“You’ll always be the Father of Rock & Roll to us, Chuck. Our thoughts are with the Berry family. #Legend #ChuckBerry” tweeted the St. Louis Cardinals baseball team.
“It started with Chuck Berry. The 1st album I ever bought was Chuck’s ‘Live at the Tivoli’ and I was never the same. He was more than a legend, he was a founding father. You can hear his influence in every rock & roll band from my generation on. I’ve been performing his ‘Sweet Little Rock & Roller’ since 1974 and tonight, when my band and I perform it at Caesars Palace’s Colosseum, it’ll be for Chuck Berry – your sound lives on,” said Rod Stewart in a statement Saturday.
“Chuck Berry merged blues & swing into the phenomenon of early rock’n’roll. In music, he cast one of the longest shadows.
Thank You Chuck,” tweeted The Jacksons.
On his instagram, rocker Lenny Kravitz posted,”Hail Hail Chuck Berry!!! None of us would have been here without you.
Rock on brother!
Berry was the first artist in the inaugural 1986 class to go into the rock hall, and he closed out its concert in 1995 to celebrate the building’s opening in Cleveland. The Rolling Stones’ Keith Richards said at Berry’s induction ceremony that Berry was the one who started it all.
Charles Edward Anderson Berry was born in St. Louis on Oct. 18, 1926. As a child he practiced a bent-leg stride that enabled him to slip under tables, a prelude to the duck walk of his adult years.
His mother, like Johnny B. Goode’s, told him he would make it, and make it big.
A fan of blues, swing and boogie woogie, Berry studied the very mechanics of music and how it was transmitted. As a teenager, he loved to take radios apart and put them back together.
Using a Nick Manoloff guitar chord book, he learned how to play the hits of the time. He was fascinated by chord progressions and rhythms, discovering that many songs borrowed heavily from the Gershwins’ “I Got Rhythm.”

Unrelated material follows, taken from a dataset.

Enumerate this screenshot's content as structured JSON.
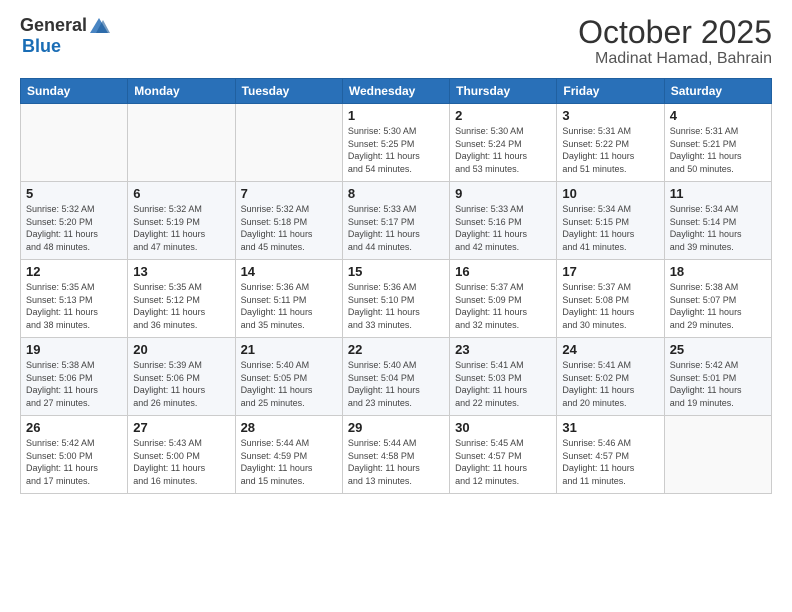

He began his musical career at age 15 when he went on stage at a high school review to do his own version of Jay McShann’s “Confessin’ the Blues.” Berry would never forget the ovation he received, saying it impacted the way he programmed and performed his songs for years to come.
Well before the rise of Bob Dylan, Berry wedded social commentary to the beat and rush of popular music.

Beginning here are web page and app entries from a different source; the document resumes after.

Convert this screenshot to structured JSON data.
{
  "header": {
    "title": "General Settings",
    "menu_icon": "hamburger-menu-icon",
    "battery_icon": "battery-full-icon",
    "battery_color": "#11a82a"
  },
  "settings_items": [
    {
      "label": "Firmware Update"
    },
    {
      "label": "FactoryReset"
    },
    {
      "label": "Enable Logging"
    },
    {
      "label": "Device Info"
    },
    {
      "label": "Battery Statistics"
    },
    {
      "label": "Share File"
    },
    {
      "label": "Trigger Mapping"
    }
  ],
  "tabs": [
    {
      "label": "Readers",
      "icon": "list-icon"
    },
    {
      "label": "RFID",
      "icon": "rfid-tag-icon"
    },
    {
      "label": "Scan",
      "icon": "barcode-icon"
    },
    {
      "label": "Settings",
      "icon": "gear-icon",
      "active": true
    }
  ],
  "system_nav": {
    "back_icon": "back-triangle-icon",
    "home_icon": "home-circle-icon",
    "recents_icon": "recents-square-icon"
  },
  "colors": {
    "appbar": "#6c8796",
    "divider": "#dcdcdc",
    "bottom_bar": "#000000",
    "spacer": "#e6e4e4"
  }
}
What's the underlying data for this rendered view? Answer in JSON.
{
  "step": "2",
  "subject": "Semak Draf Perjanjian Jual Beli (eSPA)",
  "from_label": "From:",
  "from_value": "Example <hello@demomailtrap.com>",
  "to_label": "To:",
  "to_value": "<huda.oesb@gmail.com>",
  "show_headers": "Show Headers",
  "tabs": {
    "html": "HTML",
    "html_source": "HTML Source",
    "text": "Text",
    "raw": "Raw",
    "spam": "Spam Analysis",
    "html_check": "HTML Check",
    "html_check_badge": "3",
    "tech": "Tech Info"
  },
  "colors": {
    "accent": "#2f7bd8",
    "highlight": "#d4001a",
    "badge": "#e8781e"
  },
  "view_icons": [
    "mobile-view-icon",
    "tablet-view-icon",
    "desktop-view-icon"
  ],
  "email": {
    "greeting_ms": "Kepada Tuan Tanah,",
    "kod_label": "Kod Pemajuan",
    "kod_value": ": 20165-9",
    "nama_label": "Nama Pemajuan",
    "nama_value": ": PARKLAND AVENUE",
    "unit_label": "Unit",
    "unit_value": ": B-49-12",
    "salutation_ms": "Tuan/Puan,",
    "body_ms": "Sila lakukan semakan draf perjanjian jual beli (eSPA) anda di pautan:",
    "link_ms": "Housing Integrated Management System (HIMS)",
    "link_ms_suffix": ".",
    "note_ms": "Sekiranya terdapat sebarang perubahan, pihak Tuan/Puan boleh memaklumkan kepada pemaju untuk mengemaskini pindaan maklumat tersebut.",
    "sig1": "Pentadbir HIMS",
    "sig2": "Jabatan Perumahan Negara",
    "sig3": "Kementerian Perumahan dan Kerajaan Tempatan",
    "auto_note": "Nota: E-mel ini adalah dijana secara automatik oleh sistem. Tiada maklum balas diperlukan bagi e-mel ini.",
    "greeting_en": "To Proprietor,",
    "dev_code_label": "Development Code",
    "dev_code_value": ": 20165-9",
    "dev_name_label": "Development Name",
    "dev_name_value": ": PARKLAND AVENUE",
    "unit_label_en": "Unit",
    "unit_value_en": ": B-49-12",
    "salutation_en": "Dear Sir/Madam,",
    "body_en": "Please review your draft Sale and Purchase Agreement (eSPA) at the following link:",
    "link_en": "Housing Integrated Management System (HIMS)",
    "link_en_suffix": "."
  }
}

“He was singing good lyrics, and intelligent lyrics, in the ’50s when people were singing, “Oh, baby, I love you so,'” John Lennon once observed.
In his late 20s before his first major hit, Berry crafted lyrics that spoke to the teenagers of the day and remained fresh decades later.
In 1944, when a joy-riding trip to Kansas City turned into a crime spree involving armed robberies and car theft. Berry served three years of a 10year sentence at a reformatory.
A year after his October 1947 release, Berry met and married Themetta Suggs, who stayed by his side despite some of his well-publicized indiscretions. They had four children together.
Berry signed with Chicago’s Chess Records in 1955 and appeared in a dozen movies, doing his distinctive bent-legged “duck-walk” in several teen exploitation flicks of the ’50s.
He had a few more run-ins with the law throughout his life including being found guilty of violating the Mann Act by transporting a minor across state lines for immoral purposes in the 1960s; receiving tax charges in the 1970s; and being sued by female employees for allegedly videotaping them in the bathroom in the 1980s.
Yet, his talent was undeniable and when NASA launched the unmanned Voyager I in 1977, an album was stored on the craft that would explain music on Earth to extraterrestrials. The one rock song included was “Johnny B. Goode.”
The well-received 1987 documentary “Hail! Hail! Rock ‘n’ Roll,” a concert at St.
Louis’ Fox Theatre to celebrate Berry’s 60th birthday, featured Eric Clapton, Little Richard and Jerry Lee Lewis, who recalled being told by his own mother that Berry, not he, was the true king of rock ‘n’ roll.
In a recent statement, Berry’s family said completing his forthcoming album, CHUCK, gave Berry “a great sense of joy and satisfaction” and they will follow through with release plans.
This article was compiled using reports from The Associated Press written by Hillel Italie, Jim Suhr and Josh Funk.